Task instructions: The answer must be every entry, retyped without a single difference.

Start of Exercise material

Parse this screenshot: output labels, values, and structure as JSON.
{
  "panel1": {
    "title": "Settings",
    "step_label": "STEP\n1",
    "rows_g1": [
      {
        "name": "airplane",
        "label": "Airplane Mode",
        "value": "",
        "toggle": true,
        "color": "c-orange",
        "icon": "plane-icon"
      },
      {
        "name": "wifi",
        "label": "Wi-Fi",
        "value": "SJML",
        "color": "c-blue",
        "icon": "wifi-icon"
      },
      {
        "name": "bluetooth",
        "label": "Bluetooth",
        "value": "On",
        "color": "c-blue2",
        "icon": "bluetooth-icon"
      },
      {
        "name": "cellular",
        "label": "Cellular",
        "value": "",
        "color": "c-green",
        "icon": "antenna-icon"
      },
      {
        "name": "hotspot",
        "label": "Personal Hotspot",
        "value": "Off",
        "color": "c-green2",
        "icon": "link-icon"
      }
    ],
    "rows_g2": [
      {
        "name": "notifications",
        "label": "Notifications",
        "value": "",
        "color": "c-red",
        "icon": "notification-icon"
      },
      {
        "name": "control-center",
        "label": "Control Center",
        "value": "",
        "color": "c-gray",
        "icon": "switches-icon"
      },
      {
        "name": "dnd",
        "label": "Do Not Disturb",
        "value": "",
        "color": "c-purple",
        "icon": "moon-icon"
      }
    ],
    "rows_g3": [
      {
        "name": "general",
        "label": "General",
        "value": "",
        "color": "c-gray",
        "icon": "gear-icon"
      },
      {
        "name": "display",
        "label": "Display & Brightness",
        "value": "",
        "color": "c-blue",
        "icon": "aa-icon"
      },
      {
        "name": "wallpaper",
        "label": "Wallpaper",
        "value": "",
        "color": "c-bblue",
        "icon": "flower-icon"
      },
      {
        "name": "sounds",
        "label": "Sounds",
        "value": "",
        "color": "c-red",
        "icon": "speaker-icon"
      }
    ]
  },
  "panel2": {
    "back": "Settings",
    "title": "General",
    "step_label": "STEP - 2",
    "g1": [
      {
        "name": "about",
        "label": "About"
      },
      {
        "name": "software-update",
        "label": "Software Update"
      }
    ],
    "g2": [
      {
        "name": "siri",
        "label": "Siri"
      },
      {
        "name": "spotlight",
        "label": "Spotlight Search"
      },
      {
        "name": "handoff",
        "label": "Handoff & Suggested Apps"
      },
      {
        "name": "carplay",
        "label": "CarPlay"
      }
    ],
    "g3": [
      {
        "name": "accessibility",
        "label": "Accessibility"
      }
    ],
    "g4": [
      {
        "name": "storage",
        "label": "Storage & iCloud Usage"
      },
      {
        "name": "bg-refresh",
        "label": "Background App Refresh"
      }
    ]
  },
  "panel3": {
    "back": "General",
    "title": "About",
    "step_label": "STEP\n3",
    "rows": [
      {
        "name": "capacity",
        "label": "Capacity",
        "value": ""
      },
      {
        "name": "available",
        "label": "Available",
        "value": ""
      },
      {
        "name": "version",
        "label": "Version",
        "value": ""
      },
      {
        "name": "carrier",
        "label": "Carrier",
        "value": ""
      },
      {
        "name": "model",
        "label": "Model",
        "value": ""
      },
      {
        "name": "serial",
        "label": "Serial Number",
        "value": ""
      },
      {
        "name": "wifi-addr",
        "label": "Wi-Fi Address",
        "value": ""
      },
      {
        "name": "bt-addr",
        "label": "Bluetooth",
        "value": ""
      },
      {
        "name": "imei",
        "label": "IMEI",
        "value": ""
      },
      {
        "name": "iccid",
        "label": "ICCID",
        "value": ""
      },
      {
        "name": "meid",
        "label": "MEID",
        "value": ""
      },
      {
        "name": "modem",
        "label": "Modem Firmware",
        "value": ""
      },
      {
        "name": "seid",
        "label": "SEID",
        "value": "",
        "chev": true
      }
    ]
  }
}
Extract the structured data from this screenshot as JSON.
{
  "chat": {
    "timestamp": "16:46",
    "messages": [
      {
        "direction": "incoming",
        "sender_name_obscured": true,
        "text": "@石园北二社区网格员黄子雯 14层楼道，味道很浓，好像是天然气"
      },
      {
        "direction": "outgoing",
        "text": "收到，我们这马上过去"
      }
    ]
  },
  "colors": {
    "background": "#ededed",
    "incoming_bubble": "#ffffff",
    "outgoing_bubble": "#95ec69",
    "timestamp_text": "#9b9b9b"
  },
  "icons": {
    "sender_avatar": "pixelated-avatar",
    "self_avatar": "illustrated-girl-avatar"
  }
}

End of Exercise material

Answer to this exercise:
Parse this screenshot: output labels, values, and structure as JSON.
{
  "panel1": {
    "title": "Settings",
    "step_label": "STEP\n1",
    "rows_g1": [
      {
        "name": "airplane",
        "label": "Airplane Mode",
        "value": "",
        "toggle": true,
        "color": "c-orange",
        "icon": "plane-icon"
      },
      {
        "name": "wifi",
        "label": "Wi-Fi",
        "value": "SJML",
        "color": "c-blue",
        "icon": "wifi-icon"
      },
      {
        "name": "bluetooth",
        "label": "Bluetooth",
        "value": "On",
        "color": "c-blue2",
        "icon": "bluetooth-icon"
      },
      {
        "name": "cellular",
        "label": "Cellular",
        "value": "",
        "color": "c-green",
        "icon": "antenna-icon"
      },
      {
        "name": "hotspot",
        "label": "Personal Hotspot",
        "value": "Off",
        "color": "c-green2",
        "icon": "link-icon"
      }
    ],
    "rows_g2": [
      {
        "name": "notifications",
        "label": "Notifications",
        "value": "",
        "color": "c-red",
        "icon": "notification-icon"
      },
      {
        "name": "control-center",
        "label": "Control Center",
        "value": "",
        "color": "c-gray",
        "icon": "switches-icon"
      },
      {
        "name": "dnd",
        "label": "Do Not Disturb",
        "value": "",
        "color": "c-purple",
        "icon": "moon-icon"
      }
    ],
    "rows_g3": [
      {
        "name": "general",
        "label": "General",
        "value": "",
        "color": "c-gray",
        "icon": "gear-icon"
      },
      {
        "name": "display",
        "label": "Display & Brightness",
        "value": "",
        "color": "c-blue",
        "icon": "aa-icon"
      },
      {
        "name": "wallpaper",
        "label": "Wallpaper",
        "value": "",
        "color": "c-bblue",
        "icon": "flower-icon"
      },
      {
        "name": "sounds",
        "label": "Sounds",
        "value": "",
        "color": "c-red",
        "icon": "speaker-icon"
      }
    ]
  },
  "panel2": {
    "back": "Settings",
    "title": "General",
    "step_label": "STEP - 2",
    "g1": [
      {
        "name": "about",
        "label": "About"
      },
      {
        "name": "software-update",
        "label": "Software Update"
      }
    ],
    "g2": [
      {
        "name": "siri",
        "label": "Siri"
      },
      {
        "name": "spotlight",
        "label": "Spotlight Search"
      },
      {
        "name": "handoff",
        "label": "Handoff & Suggested Apps"
      },
      {
        "name": "carplay",
        "label": "CarPlay"
      }
    ],
    "g3": [
      {
        "name": "accessibility",
        "label": "Accessibility"
      }
    ],
    "g4": [
      {
        "name": "storage",
        "label": "Storage & iCloud Usage"
      },
      {
        "name": "bg-refresh",
        "label": "Background App Refresh"
      }
    ]
  },
  "panel3": {
    "back": "General",
    "title": "About",
    "step_label": "STEP\n3",
    "rows": [
      {
        "name": "capacity",
        "label": "Capacity",
        "value": ""
      },
      {
        "name": "available",
        "label": "Available",
        "value": ""
      },
      {
        "name": "version",
        "label": "Version",
        "value": ""
      },
      {
        "name": "carrier",
        "label": "Carrier",
        "value": ""
      },
      {
        "name": "model",
        "label": "Model",
        "value": ""
      },
      {
        "name": "serial",
        "label": "Serial Number",
        "value": ""
      },
      {
        "name": "wifi-addr",
        "label": "Wi-Fi Address",
        "value": ""
      },
      {
        "name": "bt-addr",
        "label": "Bluetooth",
        "value": ""
      },
      {
        "name": "imei",
        "label": "IMEI",
        "value": ""
      },
      {
        "name": "iccid",
        "label": "ICCID",
        "value": ""
      },
      {
        "name": "meid",
        "label": "MEID",
        "value": ""
      },
      {
        "name": "modem",
        "label": "Modem Firmware",
        "value": ""
      },
      {
        "name": "seid",
        "label": "SEID",
        "value": "",
        "chev": true
      }
    ]
  }
}
Extract the structured data from this screenshot as JSON.
{
  "chat": {
    "timestamp": "16:46",
    "messages": [
      {
        "direction": "incoming",
        "sender_name_obscured": true,
        "text": "@石园北二社区网格员黄子雯 14层楼道，味道很浓，好像是天然气"
      },
      {
        "direction": "outgoing",
        "text": "收到，我们这马上过去"
      }
    ]
  },
  "colors": {
    "background": "#ededed",
    "incoming_bubble": "#ffffff",
    "outgoing_bubble": "#95ec69",
    "timestamp_text": "#9b9b9b"
  },
  "icons": {
    "sender_avatar": "pixelated-avatar",
    "self_avatar": "illustrated-girl-avatar"
  }
}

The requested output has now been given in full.